▶ **Your goal**
Whichever lines of the material contain "desc", copy each of them.

▶ **The records**

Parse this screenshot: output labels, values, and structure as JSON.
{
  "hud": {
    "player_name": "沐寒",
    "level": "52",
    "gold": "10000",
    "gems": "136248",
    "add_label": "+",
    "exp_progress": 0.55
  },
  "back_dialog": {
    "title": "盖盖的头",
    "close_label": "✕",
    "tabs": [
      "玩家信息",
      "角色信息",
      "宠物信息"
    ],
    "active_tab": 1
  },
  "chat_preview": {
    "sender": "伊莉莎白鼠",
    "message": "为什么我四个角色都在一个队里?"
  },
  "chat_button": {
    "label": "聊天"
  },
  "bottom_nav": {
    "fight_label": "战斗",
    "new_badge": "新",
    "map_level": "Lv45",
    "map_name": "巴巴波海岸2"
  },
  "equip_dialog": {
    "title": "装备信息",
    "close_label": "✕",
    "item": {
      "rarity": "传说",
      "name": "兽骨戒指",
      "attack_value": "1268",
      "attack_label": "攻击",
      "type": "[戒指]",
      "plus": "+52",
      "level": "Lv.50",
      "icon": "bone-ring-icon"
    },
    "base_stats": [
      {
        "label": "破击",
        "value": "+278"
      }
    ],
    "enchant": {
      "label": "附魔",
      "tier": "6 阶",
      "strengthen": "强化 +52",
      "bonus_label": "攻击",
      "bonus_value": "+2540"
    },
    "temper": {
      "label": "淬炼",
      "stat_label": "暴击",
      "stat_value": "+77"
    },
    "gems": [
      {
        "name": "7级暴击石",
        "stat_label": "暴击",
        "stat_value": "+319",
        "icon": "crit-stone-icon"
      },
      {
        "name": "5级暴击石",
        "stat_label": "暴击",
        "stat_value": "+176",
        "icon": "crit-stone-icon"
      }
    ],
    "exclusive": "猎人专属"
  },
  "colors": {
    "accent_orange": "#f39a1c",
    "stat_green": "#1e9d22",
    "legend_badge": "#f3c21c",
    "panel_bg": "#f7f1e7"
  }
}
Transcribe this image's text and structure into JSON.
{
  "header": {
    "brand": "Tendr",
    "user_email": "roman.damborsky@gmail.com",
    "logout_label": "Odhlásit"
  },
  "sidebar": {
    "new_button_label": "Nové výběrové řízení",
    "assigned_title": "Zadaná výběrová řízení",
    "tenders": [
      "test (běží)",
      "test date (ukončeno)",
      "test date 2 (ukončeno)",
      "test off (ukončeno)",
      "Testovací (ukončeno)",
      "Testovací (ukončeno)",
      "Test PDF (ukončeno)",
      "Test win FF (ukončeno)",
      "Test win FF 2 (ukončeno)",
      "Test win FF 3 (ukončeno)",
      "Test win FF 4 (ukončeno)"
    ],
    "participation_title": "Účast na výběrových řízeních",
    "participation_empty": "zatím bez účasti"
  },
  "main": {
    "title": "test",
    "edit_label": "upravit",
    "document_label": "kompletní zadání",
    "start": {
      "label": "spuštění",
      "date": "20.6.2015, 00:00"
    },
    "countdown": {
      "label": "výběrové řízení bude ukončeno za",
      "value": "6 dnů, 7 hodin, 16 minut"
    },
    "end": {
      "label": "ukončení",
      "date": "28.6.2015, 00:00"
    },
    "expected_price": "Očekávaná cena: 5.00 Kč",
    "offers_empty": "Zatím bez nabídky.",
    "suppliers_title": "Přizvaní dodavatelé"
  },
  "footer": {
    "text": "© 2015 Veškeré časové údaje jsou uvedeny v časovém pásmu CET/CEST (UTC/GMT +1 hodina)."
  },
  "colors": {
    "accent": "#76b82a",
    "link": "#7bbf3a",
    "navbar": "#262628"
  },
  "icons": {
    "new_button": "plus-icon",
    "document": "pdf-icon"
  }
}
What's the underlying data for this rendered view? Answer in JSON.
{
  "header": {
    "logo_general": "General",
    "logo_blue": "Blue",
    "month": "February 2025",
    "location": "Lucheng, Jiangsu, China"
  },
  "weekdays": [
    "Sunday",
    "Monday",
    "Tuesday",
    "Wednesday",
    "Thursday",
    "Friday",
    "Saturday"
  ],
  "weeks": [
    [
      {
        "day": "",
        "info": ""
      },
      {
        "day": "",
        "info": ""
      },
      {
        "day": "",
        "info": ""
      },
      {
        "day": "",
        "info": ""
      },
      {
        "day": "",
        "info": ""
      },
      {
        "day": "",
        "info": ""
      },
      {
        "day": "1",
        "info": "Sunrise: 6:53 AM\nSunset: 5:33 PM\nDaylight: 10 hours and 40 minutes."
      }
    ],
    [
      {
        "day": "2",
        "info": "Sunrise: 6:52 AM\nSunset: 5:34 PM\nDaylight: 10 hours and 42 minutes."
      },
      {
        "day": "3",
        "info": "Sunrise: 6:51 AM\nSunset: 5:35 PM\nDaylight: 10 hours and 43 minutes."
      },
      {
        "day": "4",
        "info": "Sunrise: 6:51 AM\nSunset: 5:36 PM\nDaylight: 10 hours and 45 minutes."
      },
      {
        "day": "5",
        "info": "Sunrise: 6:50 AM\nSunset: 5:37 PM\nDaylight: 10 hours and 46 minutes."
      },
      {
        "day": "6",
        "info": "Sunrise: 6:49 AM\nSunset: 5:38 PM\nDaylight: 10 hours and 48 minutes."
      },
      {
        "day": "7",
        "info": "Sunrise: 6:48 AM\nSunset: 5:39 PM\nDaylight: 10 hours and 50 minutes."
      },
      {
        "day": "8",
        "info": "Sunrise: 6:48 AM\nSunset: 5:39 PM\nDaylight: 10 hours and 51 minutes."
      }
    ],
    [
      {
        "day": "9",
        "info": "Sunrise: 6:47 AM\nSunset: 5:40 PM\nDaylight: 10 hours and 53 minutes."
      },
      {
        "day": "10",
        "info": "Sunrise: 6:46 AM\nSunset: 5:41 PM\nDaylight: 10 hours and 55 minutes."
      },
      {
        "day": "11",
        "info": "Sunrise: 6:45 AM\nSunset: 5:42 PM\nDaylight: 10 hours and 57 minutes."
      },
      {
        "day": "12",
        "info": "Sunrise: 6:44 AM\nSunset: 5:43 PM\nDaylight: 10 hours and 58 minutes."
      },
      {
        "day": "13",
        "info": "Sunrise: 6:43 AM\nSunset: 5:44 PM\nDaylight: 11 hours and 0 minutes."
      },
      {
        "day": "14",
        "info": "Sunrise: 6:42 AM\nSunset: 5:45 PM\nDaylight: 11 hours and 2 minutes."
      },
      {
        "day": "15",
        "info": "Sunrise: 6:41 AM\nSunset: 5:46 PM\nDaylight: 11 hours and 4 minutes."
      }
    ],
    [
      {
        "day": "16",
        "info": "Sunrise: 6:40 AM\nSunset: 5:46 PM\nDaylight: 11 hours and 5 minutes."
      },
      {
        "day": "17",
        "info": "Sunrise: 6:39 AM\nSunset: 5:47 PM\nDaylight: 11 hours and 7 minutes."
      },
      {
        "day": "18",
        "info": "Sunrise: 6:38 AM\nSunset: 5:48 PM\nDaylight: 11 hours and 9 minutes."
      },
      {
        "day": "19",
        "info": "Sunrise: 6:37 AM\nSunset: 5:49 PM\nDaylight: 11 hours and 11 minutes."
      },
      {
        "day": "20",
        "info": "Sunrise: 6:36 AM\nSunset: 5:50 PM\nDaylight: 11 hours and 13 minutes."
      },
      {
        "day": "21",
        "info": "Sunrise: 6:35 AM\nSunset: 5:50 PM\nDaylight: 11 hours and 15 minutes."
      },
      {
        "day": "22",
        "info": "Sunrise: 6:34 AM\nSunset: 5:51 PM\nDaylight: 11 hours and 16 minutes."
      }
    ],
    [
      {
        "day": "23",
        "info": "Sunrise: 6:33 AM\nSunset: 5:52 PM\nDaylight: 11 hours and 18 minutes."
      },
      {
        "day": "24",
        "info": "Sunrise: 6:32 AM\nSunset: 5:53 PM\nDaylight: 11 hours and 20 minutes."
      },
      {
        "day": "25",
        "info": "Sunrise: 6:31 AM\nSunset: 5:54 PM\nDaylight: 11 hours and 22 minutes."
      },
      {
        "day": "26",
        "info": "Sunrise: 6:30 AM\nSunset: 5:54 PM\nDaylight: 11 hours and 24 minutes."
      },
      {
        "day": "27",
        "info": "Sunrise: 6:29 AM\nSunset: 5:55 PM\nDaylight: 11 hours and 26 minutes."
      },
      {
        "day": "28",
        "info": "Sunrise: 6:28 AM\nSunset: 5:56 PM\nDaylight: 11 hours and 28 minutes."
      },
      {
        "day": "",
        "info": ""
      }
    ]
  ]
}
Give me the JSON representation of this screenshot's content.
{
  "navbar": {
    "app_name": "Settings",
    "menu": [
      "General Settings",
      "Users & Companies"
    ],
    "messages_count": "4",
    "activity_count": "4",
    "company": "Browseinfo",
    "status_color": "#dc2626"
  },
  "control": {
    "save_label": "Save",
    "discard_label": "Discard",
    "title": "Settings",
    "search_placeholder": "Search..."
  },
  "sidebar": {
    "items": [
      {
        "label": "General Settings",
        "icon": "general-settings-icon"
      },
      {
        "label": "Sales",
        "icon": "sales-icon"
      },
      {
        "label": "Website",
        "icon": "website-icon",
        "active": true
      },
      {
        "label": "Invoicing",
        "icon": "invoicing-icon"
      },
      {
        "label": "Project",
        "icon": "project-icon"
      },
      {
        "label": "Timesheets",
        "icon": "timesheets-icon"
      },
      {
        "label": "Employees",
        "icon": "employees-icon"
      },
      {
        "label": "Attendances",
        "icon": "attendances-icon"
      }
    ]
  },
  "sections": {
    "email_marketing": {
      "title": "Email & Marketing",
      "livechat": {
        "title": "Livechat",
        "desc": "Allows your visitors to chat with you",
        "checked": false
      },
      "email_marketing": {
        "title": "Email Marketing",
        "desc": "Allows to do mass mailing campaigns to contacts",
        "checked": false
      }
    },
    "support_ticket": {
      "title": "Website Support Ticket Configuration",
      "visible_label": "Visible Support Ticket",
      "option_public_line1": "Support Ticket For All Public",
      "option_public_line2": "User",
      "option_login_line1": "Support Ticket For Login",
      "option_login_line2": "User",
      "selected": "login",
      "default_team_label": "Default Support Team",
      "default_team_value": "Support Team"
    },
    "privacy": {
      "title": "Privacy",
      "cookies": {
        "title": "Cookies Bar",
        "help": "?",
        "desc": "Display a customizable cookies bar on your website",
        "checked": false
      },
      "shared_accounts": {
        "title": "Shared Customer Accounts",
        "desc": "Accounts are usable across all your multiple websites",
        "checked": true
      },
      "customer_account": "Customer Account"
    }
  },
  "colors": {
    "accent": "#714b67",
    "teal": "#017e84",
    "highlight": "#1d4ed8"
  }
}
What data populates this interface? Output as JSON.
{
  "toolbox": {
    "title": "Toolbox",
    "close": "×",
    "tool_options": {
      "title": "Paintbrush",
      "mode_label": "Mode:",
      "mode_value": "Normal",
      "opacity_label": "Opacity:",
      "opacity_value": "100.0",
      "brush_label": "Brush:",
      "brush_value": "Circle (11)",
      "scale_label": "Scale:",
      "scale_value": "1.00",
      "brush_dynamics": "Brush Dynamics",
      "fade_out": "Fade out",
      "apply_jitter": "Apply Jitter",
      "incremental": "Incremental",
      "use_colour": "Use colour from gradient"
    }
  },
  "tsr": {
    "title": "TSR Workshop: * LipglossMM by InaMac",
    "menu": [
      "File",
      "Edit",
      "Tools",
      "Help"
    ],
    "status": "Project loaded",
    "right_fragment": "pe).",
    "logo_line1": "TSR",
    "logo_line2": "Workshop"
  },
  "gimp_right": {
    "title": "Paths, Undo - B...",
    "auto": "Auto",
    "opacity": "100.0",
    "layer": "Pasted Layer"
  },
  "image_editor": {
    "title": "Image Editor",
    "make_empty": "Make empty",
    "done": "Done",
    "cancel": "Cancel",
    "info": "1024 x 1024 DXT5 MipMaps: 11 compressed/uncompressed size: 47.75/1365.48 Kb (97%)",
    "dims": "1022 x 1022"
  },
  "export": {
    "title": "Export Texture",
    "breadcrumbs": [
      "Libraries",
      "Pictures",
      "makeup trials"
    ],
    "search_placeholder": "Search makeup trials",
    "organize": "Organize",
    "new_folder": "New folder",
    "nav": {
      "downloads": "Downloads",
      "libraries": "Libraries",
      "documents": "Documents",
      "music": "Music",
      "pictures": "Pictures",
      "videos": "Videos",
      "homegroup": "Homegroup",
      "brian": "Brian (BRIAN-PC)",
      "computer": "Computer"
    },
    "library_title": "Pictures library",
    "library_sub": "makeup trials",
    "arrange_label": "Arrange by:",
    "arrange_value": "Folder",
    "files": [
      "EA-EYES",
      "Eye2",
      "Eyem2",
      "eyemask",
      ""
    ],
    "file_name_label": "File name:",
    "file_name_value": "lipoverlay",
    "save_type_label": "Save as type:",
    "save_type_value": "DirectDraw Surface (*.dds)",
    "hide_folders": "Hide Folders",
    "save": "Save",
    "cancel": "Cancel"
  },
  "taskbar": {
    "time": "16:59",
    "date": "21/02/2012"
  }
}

▶ **Written reply**
        "desc": "Allows your visitors to chat with you",
        "desc": "Allows to do mass mailing campaigns to contacts",
        "desc": "Display a customizable cookies bar on your website",
        "desc": "Accounts are usable across all your multiple websites",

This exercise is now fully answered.